One might expect better from a storied private equity firm.  BBC noted at the time:

"Almost within the blink of an eye, a business that had borrowed $21bn from the world's biggest banks to invest in high-quality mortgage-backed securities will be gone, liquidated, kaput," said BBC business editor Robert Peston. 

"Such is the whirlwind blowing through global financial markets."
Six months after CCC's implosion the Financial Crisis hit.  Did that whirlwind grow into a Category 5 hurricane in part due to The Carlyle Group's actions?  Not asked, thus not answered.

Another item not recorded for history is why the Carlyle Group withdrew completely from the Corpus Christi oil shipping terminal at Harbor Island.  Carlyle lauded their role as "exclusive developer" one short year ago.

Trump's ongoing greatness and Rubenstein's ever present greed are unique in history. Neither make for an honest exploration of events.

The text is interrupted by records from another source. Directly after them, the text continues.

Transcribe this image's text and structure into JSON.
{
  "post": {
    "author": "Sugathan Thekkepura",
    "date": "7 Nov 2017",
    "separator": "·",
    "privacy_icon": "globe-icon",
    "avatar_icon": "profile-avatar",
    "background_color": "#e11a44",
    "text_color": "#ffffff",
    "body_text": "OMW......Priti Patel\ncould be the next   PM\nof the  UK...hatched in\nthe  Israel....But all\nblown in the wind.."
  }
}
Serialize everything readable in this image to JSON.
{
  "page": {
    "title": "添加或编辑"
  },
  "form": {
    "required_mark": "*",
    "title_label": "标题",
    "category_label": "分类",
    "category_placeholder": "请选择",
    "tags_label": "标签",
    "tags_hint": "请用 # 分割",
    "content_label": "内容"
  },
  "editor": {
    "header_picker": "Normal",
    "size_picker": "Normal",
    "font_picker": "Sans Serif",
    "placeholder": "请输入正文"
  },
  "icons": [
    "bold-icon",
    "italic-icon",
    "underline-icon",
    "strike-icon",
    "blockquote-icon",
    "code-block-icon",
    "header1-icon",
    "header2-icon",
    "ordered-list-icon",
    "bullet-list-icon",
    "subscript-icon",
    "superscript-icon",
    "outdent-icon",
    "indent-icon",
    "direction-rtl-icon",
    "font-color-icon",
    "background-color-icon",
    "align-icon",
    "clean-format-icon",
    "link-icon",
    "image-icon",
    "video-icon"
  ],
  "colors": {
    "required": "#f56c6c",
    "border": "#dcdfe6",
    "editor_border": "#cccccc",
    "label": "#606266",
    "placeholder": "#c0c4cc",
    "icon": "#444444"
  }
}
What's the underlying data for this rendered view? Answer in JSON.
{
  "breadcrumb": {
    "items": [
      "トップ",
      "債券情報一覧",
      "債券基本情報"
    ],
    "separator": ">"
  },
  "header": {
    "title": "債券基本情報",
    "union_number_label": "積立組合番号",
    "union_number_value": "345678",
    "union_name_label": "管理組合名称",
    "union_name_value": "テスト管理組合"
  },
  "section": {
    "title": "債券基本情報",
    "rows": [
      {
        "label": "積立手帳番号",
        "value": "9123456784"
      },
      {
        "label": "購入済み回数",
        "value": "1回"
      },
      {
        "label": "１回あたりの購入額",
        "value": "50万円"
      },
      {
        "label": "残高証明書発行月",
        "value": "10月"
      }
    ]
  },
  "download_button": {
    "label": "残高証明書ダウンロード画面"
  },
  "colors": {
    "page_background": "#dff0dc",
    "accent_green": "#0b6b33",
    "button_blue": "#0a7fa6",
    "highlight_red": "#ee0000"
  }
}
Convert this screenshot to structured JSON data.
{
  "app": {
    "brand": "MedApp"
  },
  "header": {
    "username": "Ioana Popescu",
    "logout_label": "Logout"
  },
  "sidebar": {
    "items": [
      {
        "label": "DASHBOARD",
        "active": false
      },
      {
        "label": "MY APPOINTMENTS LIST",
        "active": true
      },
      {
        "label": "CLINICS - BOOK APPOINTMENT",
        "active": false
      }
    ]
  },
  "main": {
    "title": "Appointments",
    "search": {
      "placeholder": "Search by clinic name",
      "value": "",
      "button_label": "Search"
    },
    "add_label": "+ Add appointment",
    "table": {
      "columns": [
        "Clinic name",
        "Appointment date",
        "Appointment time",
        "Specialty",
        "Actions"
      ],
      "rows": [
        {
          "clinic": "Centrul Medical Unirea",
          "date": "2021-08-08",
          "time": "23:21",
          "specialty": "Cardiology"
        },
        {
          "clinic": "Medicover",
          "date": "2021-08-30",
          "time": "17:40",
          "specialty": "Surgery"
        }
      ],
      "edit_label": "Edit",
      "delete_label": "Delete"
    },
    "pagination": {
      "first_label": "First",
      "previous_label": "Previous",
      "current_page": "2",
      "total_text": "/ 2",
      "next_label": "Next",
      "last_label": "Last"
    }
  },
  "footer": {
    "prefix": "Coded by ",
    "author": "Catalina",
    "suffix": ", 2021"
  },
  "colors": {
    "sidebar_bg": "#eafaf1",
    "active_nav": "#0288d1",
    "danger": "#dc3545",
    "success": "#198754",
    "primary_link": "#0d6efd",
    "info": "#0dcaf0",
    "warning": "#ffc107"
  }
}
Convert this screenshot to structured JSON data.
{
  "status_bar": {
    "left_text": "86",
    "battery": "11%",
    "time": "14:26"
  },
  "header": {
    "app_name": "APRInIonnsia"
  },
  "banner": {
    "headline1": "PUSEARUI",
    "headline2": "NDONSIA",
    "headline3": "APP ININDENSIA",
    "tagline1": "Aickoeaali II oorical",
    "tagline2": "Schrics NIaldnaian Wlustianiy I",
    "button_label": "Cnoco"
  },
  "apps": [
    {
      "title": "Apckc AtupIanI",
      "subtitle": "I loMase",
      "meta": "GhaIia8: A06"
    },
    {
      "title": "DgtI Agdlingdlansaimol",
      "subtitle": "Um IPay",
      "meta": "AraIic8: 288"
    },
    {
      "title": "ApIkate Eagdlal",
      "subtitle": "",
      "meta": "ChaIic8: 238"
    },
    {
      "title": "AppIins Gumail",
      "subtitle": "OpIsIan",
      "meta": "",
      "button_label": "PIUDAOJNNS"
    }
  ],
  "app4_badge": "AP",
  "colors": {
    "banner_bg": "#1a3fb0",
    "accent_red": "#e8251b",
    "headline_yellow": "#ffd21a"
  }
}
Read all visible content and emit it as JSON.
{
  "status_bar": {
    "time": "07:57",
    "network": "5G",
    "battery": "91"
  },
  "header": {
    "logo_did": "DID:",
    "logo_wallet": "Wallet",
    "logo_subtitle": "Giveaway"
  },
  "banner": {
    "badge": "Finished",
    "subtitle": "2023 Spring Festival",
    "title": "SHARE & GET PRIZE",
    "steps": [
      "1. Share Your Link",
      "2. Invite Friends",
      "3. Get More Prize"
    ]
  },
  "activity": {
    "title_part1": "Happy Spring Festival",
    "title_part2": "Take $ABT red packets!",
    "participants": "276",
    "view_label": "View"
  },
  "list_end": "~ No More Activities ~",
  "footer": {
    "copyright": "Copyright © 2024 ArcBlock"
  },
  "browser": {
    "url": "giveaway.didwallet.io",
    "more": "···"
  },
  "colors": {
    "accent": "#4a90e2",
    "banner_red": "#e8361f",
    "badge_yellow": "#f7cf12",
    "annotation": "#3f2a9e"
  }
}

Update 11-4-19:  PEU Blackstone's chief strategist warned the "mother of all bubbles" could blow up.  One sign of instability cited is the failure of the repo market.  JessesCafeAmericain shared a quote worthy of PEU founders and their exalted status:

"His money came from human misery and death and despair, as always it does.  Yet, there is none to reproach him, neither God nor man, and all fawn upon him and he will be a senator and crowds will laud him and he will have the ear of the President and all will honor his riches and consider him worthier than other men because of it.
Mankind adores its betrayers, and murders its saviors."

Taylor Caldwell, Captains and Kings
Update 11-5-19:  CNBC interviewed Carlyle co-founder David Rubenstein.  The PEU greed and leverage boys hate paying taxes.